3. Instructions to the jury. The defendants contend that the trial judge should have given the jury an instruction on the matter of reasonable time for the performance of the contract. There was no request for such an instruction. We doubt whether on the record presented the defendants would be entitled to such an instruction at all. They deny the contract in toto and tried the case upon that theory; and such instruction would have been hypothetical. The defendant Vernon agreed about February 1st to place the insurance, and the fire did not occur until the following April 9th. Under the evidence we are of the opinion that the court was not required to give the instruction as a matter of legal duty without special request on the part of the defendant. Penn v. Standard Life Ins. Co., 160 N.C. 399, 76 S.E. 262, 42 L.R.A., N.S., 597; Livingston v. Essex Investment Co., 219 N.C. 416, 14 S.E.2d 489.

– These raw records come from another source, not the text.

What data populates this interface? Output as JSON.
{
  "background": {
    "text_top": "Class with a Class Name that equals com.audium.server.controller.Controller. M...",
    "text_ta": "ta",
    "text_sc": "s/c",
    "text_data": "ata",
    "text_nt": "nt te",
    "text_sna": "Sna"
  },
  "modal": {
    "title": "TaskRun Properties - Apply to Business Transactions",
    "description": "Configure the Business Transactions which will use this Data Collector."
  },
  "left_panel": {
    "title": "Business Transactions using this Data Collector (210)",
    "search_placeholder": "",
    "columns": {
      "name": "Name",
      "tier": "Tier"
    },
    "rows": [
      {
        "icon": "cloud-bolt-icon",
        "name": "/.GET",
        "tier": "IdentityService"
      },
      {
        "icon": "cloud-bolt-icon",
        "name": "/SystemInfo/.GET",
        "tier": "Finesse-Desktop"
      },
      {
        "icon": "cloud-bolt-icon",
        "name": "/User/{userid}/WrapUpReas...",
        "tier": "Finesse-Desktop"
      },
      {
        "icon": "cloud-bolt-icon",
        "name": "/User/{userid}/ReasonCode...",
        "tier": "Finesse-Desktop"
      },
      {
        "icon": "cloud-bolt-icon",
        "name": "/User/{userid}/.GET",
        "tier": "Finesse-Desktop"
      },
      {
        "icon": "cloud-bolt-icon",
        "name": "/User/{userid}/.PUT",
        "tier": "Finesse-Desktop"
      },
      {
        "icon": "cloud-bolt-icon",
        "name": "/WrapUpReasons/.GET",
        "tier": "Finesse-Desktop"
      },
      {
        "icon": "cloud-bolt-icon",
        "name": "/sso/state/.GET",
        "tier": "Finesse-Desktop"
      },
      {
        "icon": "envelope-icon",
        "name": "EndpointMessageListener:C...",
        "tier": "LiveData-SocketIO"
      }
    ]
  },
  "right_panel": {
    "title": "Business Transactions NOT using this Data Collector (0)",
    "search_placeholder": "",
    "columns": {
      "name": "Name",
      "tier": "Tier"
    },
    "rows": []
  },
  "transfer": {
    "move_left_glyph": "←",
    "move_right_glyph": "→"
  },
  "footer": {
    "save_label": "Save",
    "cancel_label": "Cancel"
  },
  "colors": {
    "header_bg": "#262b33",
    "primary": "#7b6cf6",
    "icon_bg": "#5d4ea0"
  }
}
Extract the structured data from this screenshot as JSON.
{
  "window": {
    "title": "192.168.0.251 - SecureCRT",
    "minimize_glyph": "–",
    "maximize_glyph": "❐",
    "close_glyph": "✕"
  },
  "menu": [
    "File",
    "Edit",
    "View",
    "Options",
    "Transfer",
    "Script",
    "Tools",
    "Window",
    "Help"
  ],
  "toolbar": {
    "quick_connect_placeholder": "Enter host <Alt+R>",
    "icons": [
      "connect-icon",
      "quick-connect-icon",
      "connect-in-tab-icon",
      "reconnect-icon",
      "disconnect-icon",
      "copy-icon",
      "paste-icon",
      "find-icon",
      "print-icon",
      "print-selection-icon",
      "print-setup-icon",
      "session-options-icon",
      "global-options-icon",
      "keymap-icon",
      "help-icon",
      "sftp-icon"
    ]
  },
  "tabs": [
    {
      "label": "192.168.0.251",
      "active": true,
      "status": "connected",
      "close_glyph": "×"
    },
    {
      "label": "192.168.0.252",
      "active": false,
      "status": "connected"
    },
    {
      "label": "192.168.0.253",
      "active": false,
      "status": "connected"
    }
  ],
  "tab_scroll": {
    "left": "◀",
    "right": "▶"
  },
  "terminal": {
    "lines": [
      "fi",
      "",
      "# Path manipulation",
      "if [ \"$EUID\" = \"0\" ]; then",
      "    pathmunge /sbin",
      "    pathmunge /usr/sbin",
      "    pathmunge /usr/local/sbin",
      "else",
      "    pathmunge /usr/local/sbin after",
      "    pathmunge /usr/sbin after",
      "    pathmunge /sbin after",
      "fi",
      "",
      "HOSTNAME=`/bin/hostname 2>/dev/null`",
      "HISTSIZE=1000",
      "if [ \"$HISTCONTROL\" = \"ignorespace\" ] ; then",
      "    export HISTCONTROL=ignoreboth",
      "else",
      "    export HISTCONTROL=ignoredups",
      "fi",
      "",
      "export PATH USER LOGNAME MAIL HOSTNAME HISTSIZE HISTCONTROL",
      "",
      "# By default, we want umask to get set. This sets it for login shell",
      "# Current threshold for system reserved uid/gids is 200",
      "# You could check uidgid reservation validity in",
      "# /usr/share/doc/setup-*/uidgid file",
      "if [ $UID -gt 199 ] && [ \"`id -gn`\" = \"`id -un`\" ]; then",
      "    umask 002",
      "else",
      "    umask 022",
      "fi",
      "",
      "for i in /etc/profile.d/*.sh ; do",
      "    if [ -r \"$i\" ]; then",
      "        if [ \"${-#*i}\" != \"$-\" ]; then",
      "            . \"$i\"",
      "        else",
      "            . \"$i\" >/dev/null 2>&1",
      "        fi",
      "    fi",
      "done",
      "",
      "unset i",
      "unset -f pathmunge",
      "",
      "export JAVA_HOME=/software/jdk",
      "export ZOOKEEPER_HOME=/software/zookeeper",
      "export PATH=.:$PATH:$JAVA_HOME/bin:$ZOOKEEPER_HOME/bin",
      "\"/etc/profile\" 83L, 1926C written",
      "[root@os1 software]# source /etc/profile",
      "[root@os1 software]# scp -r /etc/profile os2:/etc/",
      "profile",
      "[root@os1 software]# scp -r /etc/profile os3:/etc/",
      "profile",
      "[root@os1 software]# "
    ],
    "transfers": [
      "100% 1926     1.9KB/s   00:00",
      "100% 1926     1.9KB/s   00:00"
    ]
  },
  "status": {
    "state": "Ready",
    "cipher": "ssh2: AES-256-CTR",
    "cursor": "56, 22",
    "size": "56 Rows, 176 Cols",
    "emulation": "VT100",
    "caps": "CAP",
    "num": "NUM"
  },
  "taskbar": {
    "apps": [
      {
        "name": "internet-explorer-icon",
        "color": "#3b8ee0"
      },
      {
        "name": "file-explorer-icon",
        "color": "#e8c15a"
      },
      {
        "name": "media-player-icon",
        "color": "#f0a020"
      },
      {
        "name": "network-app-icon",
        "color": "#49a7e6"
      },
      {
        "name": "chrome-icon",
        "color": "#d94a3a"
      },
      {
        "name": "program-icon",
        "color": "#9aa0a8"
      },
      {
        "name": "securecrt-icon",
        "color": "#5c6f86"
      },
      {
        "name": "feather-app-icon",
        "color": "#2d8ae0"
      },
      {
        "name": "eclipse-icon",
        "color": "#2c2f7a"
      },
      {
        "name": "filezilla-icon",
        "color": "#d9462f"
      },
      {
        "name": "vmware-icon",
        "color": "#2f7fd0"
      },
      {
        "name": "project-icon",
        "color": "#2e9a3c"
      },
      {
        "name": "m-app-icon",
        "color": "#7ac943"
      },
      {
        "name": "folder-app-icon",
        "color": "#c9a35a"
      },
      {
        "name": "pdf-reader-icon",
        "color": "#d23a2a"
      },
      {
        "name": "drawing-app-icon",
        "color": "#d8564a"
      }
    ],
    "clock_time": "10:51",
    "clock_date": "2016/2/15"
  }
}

We find no error in the instruction given the jury on the measure of damages. It was not inconsistent to refer to "cash value" and "market value" as interchangeable terms. Much hammering of this subject has not shaped any better way of arriving at "cash value" of property (such as does not inherently fix its own value) than by applying the rule of market value.
The rule has become so familiar in popular and legal use that it needs no preliminary schooling of a witness to enable him to apply it, any more than it does a jury to enable them to understand it. The court was not required to go into an explanation of the meaning of the rule without special request.
The instruction limiting recovery to the cost of replacement and to the amount of insurance agreed upon was not unfavorable to the defendants and, therefore, they were not prejudiced by it.
It is urged that there is reversible error in the failure of the judge to formally charge the jury that the burden of the second issue rested upon the plaintiff. To give such an instruction the court must ignore the theory upon which the case was tried, and the categorical admissions of the defendant Vernon in the evidence that no insurance had been procured or written by him. This left no evidence in that respect to be weighed or determined by the jury.
*193 In a civil action, issues, in the form of questions, are addressed to the jury to aid them in consideration of the evidence and determination of the truth of the matter with which the issues are concerned. They are framed on both the pleadings and the evidence; Allison v. Steele, 220 N.C. 318, 17 S.E.2d 339; Brown v. Daniel, 219 N.C. 349, 13 S.E.2d 623; and when in the evidence and by his own admission the defendant has given the answer, he cannot complain that his own testimony was not submitted to a jury test.
The jury having found in answer to the first issue that the defendants entered into a valid contract to procure the insurance, and Vernon having admitted its nonperformance,to ascertain which was the only function of the second issue, the instruction given the jury was logical and free from error. McIntosh, North Carolina Practice and Procedure, 632; 53 Am.Jur. 267; Speas v. Merchants' Bank & Trust Co., 188 N.C. 524, 125 S.E. 398.
Nonperformance of a valid contract is a breach thereof regardless of whether it occurs deliberately or through forgetfulness or neglect, unless the person charged (in this case the defendant) shows some valid reason which may excuse the nonperformance; and the burden of doing so rests upon him.
All the parties to this action stipulated that any liability of the defendant Vernon was that of the corporate defendant, for whom, it is stipulated, he was acting.
On these considerations we are unable to interfere with the result of the trial. We find no error.